BRIEF: Only the lines that include "this" should be copied from the data below.

RECORDS SUPPLIED:
>>>>

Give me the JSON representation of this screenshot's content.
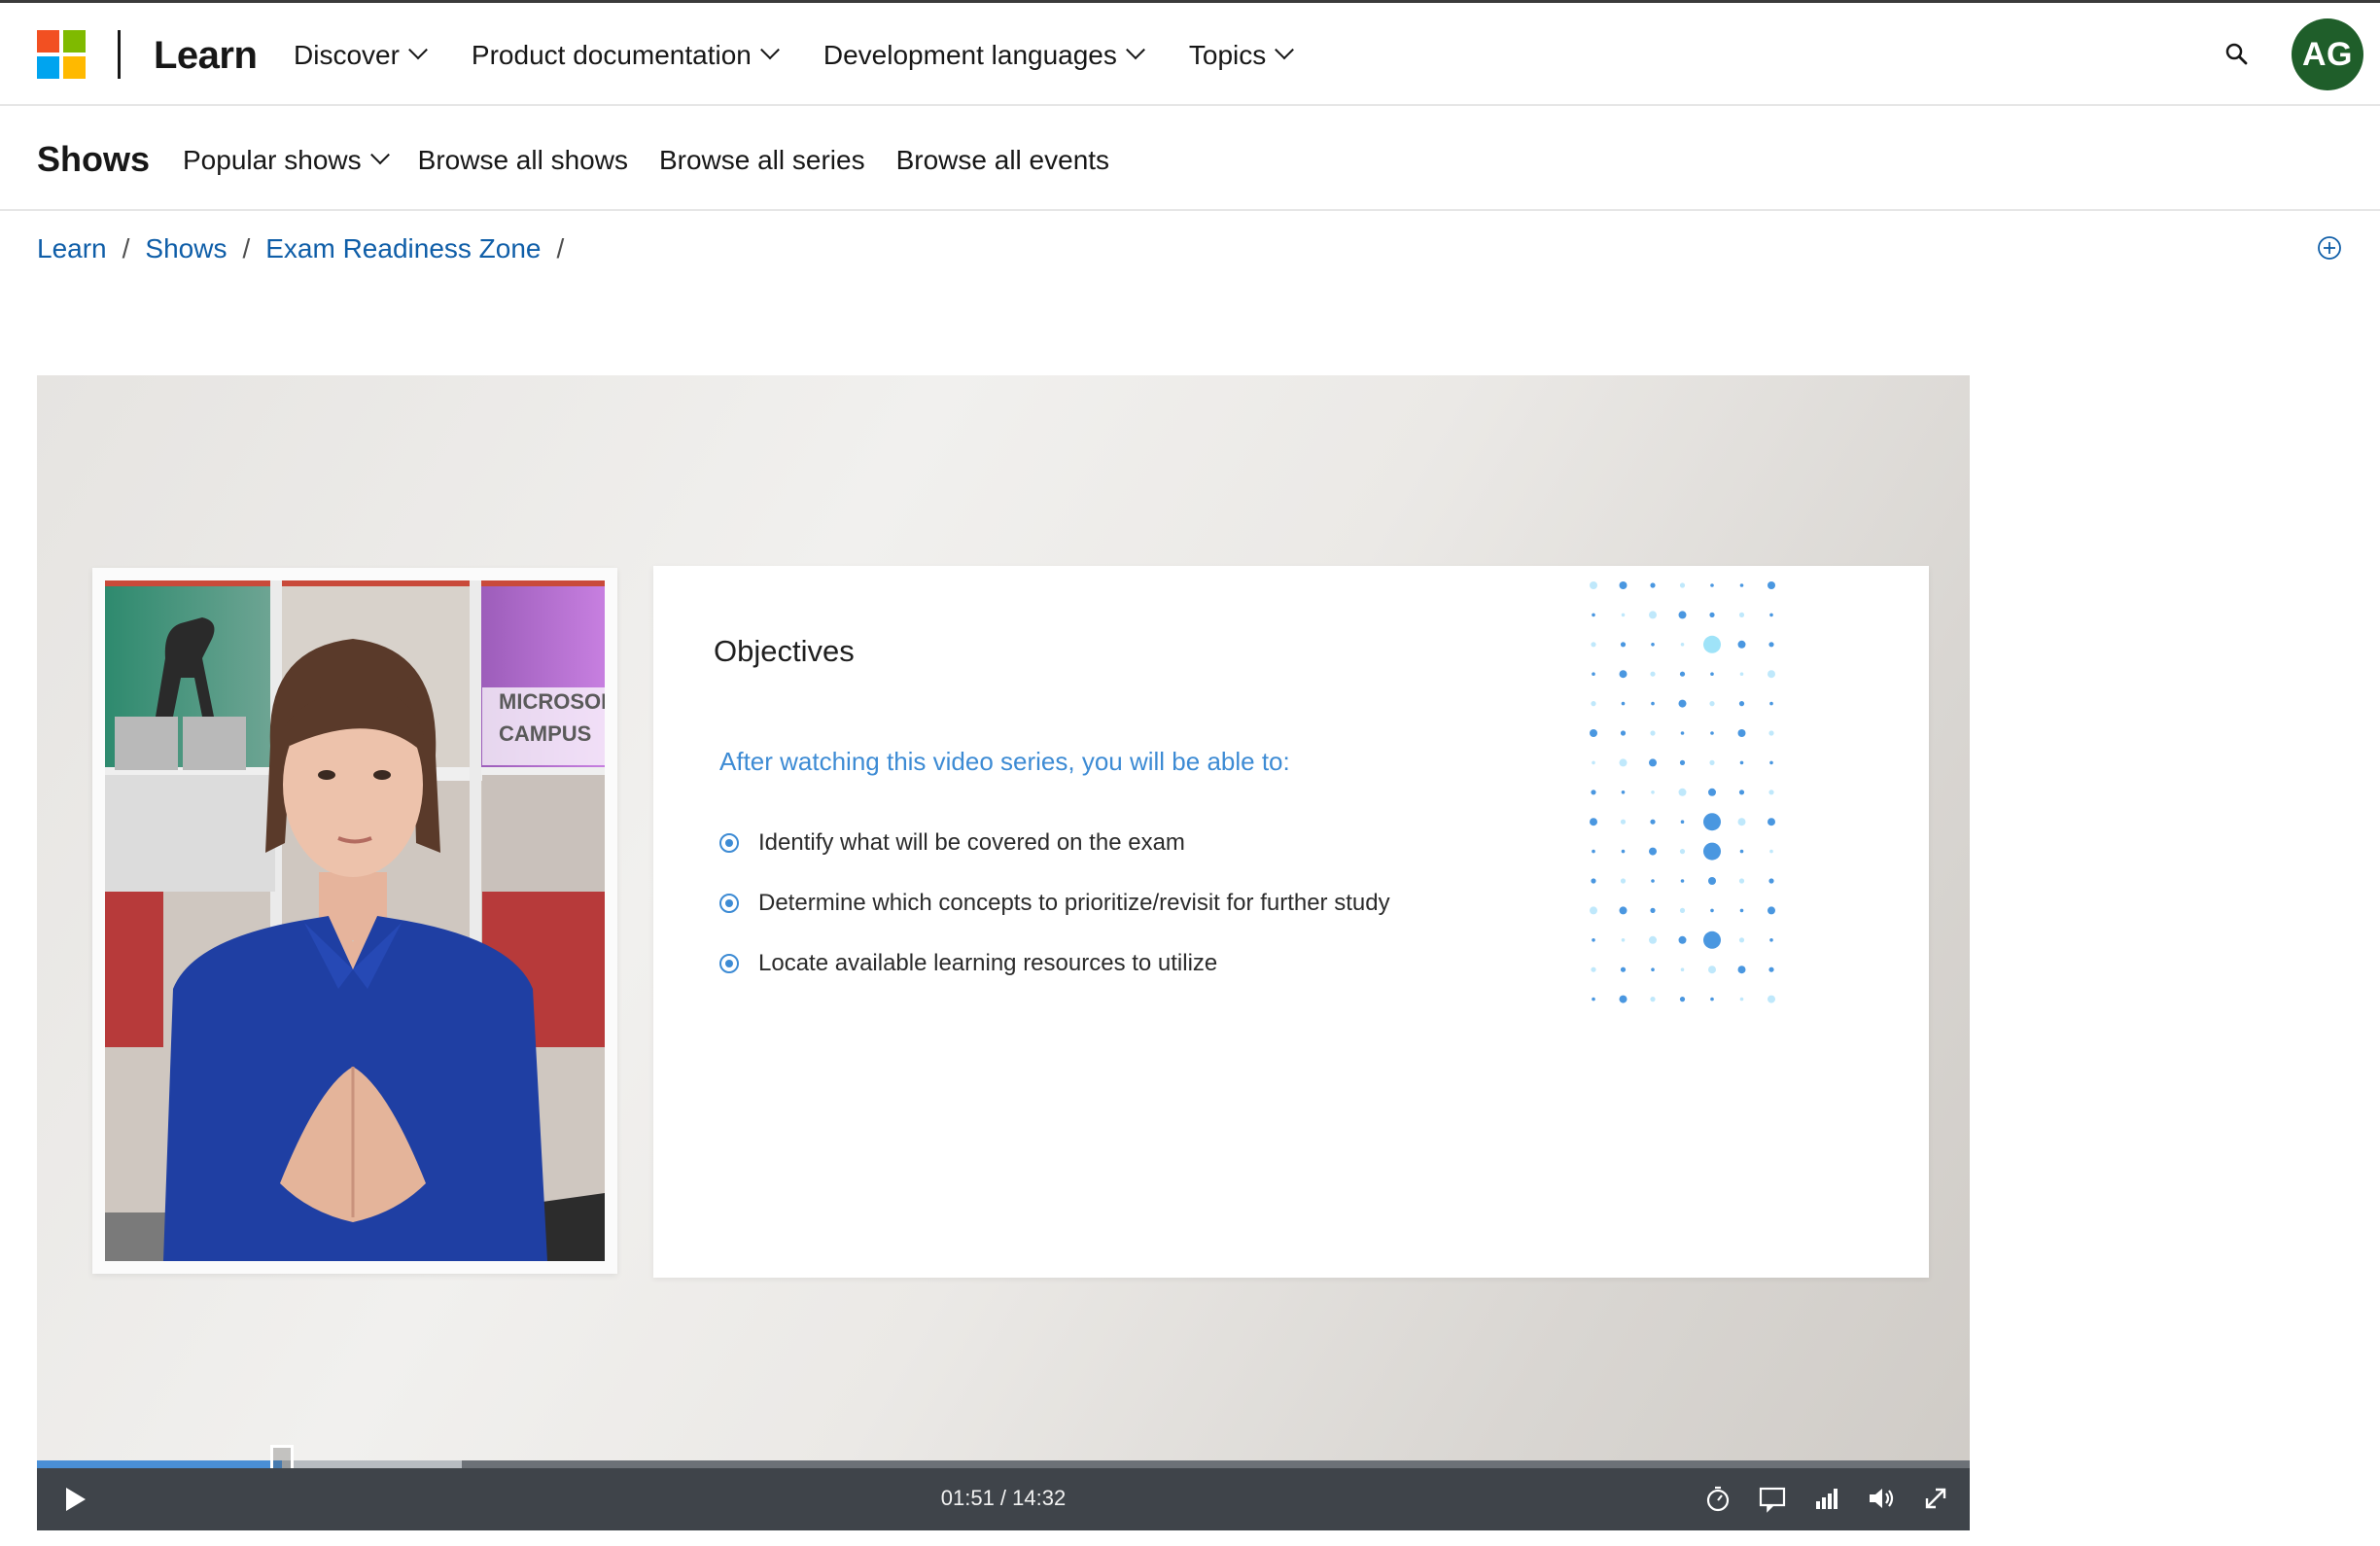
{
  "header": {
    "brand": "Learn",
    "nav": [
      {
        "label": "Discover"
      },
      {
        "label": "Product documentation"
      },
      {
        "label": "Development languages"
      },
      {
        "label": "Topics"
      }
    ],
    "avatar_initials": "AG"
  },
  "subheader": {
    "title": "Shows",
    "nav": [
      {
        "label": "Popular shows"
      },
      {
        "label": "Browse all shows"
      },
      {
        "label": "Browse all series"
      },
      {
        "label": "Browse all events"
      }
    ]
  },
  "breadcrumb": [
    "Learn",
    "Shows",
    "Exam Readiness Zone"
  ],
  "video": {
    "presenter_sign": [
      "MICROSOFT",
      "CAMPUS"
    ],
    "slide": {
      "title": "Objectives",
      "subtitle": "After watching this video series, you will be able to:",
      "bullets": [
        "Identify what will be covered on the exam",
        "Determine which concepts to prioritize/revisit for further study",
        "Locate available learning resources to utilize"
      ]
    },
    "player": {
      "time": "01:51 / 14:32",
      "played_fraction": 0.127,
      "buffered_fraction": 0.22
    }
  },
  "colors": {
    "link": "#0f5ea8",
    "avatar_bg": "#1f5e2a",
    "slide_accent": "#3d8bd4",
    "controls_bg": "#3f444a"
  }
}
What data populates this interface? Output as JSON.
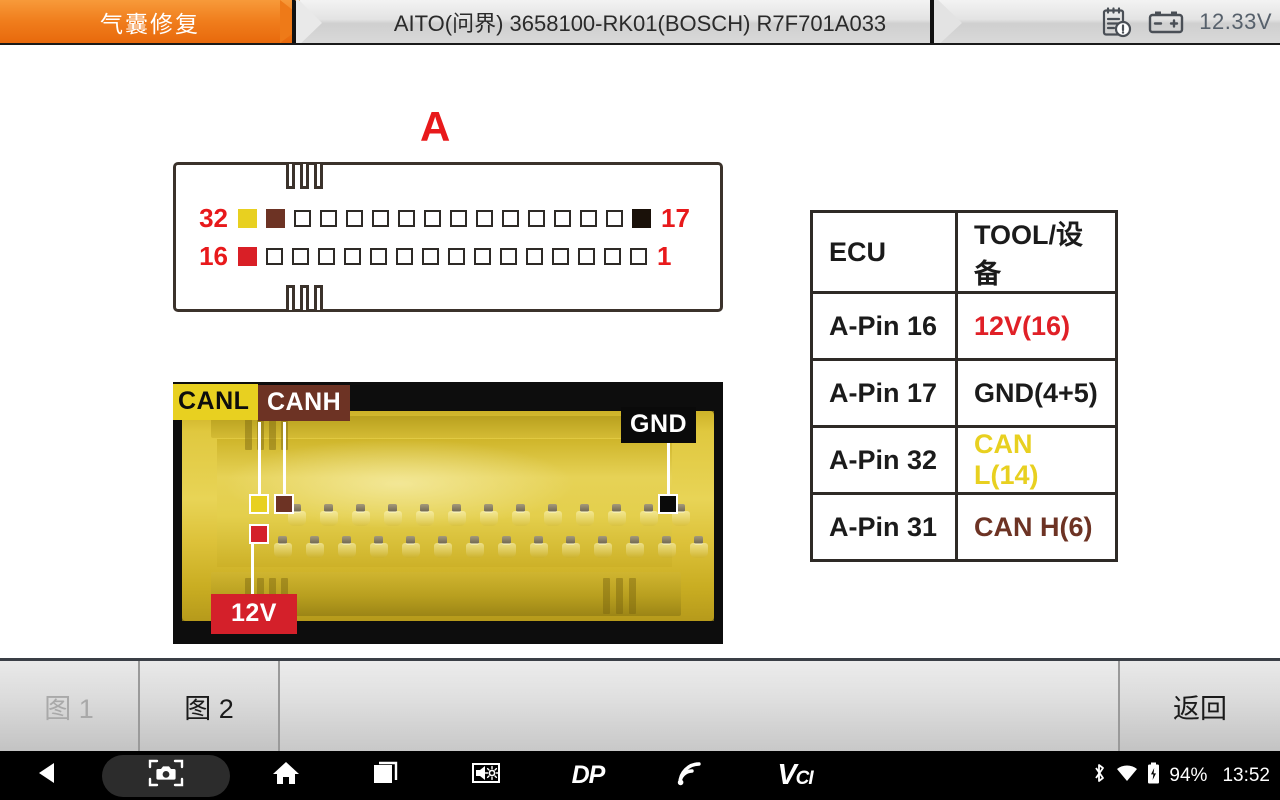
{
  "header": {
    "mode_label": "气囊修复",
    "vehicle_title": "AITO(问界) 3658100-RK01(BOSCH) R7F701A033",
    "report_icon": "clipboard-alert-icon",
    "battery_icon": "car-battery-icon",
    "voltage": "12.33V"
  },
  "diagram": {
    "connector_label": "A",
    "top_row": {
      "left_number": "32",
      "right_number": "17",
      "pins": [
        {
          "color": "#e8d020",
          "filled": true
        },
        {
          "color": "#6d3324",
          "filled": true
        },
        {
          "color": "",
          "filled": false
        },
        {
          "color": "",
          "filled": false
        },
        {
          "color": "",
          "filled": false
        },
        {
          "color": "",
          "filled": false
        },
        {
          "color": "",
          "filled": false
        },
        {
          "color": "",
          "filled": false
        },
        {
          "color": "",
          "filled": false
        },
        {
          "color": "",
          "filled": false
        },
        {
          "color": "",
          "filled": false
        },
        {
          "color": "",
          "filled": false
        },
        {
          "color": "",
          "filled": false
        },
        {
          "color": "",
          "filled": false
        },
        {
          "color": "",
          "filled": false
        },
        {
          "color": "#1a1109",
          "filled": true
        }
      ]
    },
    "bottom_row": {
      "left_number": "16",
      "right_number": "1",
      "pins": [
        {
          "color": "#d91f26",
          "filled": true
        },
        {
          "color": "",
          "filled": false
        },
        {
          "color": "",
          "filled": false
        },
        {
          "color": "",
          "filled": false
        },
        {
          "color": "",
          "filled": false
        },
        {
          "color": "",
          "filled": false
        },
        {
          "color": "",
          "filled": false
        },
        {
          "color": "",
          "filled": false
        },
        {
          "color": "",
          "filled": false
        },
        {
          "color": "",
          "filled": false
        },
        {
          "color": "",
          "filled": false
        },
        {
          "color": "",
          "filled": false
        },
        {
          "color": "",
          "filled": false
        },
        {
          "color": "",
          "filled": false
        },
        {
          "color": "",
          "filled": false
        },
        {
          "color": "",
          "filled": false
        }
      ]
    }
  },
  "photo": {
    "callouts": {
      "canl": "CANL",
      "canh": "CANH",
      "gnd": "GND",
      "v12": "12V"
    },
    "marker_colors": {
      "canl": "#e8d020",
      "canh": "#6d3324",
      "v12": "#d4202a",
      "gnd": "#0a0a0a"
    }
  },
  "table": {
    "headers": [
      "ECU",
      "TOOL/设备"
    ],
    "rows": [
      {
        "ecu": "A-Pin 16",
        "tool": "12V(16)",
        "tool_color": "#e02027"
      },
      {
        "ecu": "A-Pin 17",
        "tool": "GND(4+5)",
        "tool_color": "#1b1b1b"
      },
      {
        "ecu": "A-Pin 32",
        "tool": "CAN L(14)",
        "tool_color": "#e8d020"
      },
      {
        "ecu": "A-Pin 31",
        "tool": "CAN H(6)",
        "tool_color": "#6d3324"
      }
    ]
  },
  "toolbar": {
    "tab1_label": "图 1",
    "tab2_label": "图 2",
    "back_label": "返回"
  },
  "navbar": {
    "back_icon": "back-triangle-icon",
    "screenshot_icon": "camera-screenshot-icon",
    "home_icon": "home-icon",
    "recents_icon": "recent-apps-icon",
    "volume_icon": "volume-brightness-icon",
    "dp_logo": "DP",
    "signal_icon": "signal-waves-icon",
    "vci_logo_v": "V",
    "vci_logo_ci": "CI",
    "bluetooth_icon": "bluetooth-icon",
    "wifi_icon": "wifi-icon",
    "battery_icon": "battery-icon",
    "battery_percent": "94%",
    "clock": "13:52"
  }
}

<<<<

WRITTEN ANSWER:
Give me the JSON representation of this screenshot's content.
      "subtitle": "After watching this video series, you will be able to:",
What data populates this interface? Output as JSON.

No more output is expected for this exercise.